|This rock formation is 3.5 billion years old.|
In his search to capture the grand story of the formation of India, Pranay Lal leaves the reader bedazzled with details about why rocks in one place are different from those elsewhere, why forest diversity is distinct across regions, and why majority of peninsular rivers flow west to east. As one treads through the picture-littered pages of this journey, one realizes that there is more to everything than that meets the eye. No surprise, therefore, that the book makes a compelling case for revisiting many such places that one may have visited without getting a deeper sense of their outward appearances, as also for their contemporary relevance.
It goes to the credit of Pranay Lal for digging out essential lessons in contemporariness from the country’s rich natural history. It is for this reason that one should visit the 30-foot statue of Lord Vishnu, the Preserver, reclining peacefully beside a pool in the Bandhavgarh National Park in Madhya Pradesh. More than the statue, it is the green cover on the pool that holds special message. The top few inches of water is dominated by cyanobacteria, the oxygen producing bacteria that made complex life possible over several millennia. The fact that these bacteria produce 60 per cent of the world’s oxygen even today are reason enough for us to protect all ponds and lakes such that more of such bacteria thrive, making Vishnu rest in peace.
Spread over eleven chapters, Indica concludes the 4 billion years long journey of the planet with the arrival of Homo sapiens on the banks of the Indus. But it took another 50,000 years before the first human civilization arose along its banks. From then on, humans have only tried to lay control over nature and natural processes. That is indeed so, but in the story of evolution none of the living beings, including humans, have had any clear destiny or direction. Had natural processes not wiped out our competitors and predators, none of us and our ancestors would have been there. After all, humans are the most recent entrant in the evolutionary scene.
Eloquently written and profusely illustrated, the book offers a multi-disciplinary narrative on India’s deep natural history. The enthusiasm with which the author has shared his two decades of tireless pursuit can make a lay person connect with it as easily as a discerning reader. The easy-to-read text offers a lucid and accessible account of the complex science of evolution that is as much insightful as gripping. Indica has the potential to trigger renewed interest in geology and paleontology, the subjects that have long lost their sheen due to overt specialization. Pranay Lal has succeeded in demystifying the complexities of natural science much like what legendary David Attenborough did with his Life on Earth book series. Indica rightfully deserves a place on each book shelf.

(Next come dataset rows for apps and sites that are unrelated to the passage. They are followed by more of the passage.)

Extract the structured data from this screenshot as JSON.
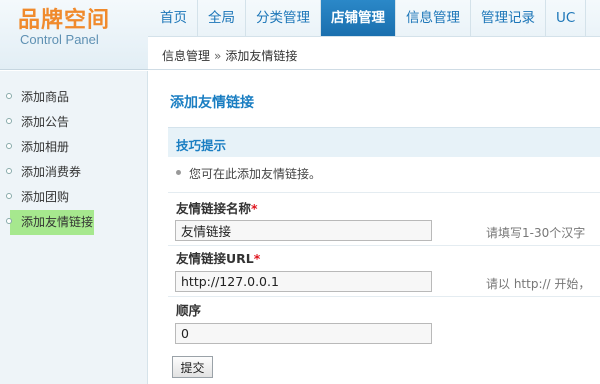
{
  "logo": {
    "cn": "品牌空间",
    "en": "Control Panel"
  },
  "nav": {
    "items": [
      {
        "label": "首页"
      },
      {
        "label": "全局"
      },
      {
        "label": "分类管理"
      },
      {
        "label": "店铺管理",
        "active": true
      },
      {
        "label": "信息管理"
      },
      {
        "label": "管理记录"
      },
      {
        "label": "UC"
      }
    ]
  },
  "breadcrumb": {
    "parent": "信息管理",
    "separator": "»",
    "current": "添加友情链接"
  },
  "sidebar": {
    "items": [
      {
        "label": "添加商品"
      },
      {
        "label": "添加公告"
      },
      {
        "label": "添加相册"
      },
      {
        "label": "添加消费券"
      },
      {
        "label": "添加团购"
      },
      {
        "label": "添加友情链接",
        "active": true
      }
    ]
  },
  "main": {
    "title": "添加友情链接",
    "tips_title": "技巧提示",
    "tips_text": "您可在此添加友情链接。",
    "fields": {
      "name": {
        "label": "友情链接名称",
        "required": "*",
        "value": "友情链接",
        "hint": "请填写1-30个汉字"
      },
      "url": {
        "label": "友情链接URL",
        "required": "*",
        "value": "http://127.0.0.1",
        "hint": "请以 http:// 开始，"
      },
      "order": {
        "label": "顺序",
        "value": "0"
      }
    },
    "submit_label": "提交"
  },
  "colors": {
    "accent": "#1a7ec2",
    "nav_active": "#1f78b8",
    "logo_orange": "#f08a2c",
    "highlight": "#a6e88e",
    "required": "#e0141e"
  }
}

Indica: A deep natural history of the Indian subcontinent
by Pranay Lal
Penguin/Allen Lane, New Delhi
Extent: 468, Price: Rs 999
First published in BLink, weekend supplement of BusinessLine on June 3, 2017